“And one of them, realizing he had been healed, returned, glorifying God in a loud voice; and he fell at the feet of Jesus and thanked him. He was a Samaritan. Jesus said in reply, “Ten were cleansed, were they not? Where are the other nine? Has none but this foreigner returned to give thanks to God?” Then he said to him, “Stand up and go; your faith has saved you.”
Like many passages in Scripture, there are numerous layers to the meaning of this text. At the most basic level, we are reminded about the importance of gratitude. Jesus’ use of a rhetorical question demonstrates that gratitude should have been at the forefront of the minds of those who were healed. Instead, they were more concerned with themselves than God, and, although they may have felt gracious that they were healed, they chose to not return and recognize God.
The question Jesus poses is much like the moment in Genesis where God asks Adam: “Where are you?” Clearly, God did not need help finding Adam in the Garden. But by responding, Adam was made to face the reality of his actions. Jesus has a similar goal in this situation. He asks this question because he wants those in his company to understand the necessity of gratitude. Jesus does not need the other nine to come to him and say “thank you.” But, God deserves at least that much. And as we read in the passage, salvation, not only healing, is granted to the Samaritan.
Just as we are commanded to pray without ceasing, we must also remember that “In all circumstances [we should] give thanks, for this is the will of God for you in Christ Jesus” (Thessalonians 5:18). From this understanding, gratitude becomes a responsibility. It is so significant that both Cicero and G.K. Chesterton remarked that gratitude is of such great importance that other virtues follow from it. And, our Catholic faith is rich with examples of faithful persons who demonstrated gratitude in both good situations and tribulations or suffering.

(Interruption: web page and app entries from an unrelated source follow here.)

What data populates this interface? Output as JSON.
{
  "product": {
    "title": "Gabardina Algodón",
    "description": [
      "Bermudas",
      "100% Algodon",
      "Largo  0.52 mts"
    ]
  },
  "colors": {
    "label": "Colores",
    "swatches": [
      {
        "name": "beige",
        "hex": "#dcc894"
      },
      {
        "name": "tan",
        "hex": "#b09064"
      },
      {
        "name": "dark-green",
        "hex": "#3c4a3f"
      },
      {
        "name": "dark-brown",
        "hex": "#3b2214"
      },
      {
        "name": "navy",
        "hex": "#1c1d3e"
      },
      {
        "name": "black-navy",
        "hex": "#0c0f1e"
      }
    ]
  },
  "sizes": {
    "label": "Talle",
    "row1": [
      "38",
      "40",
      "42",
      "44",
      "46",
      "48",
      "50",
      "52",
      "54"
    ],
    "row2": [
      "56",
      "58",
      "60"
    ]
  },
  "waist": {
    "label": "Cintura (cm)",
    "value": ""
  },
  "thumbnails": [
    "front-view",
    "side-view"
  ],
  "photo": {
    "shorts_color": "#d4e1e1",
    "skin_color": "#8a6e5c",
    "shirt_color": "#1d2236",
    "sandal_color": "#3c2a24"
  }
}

When I wake up each morning, I have a choice to make. I can be angry with God that I am sick. When I consider all that has happened and will happen, it would be fairly easy to do so. But I prefer to thank God because, in spite of everything, he has blessed me with life and will never abandon me.
Don’t be one of the nine.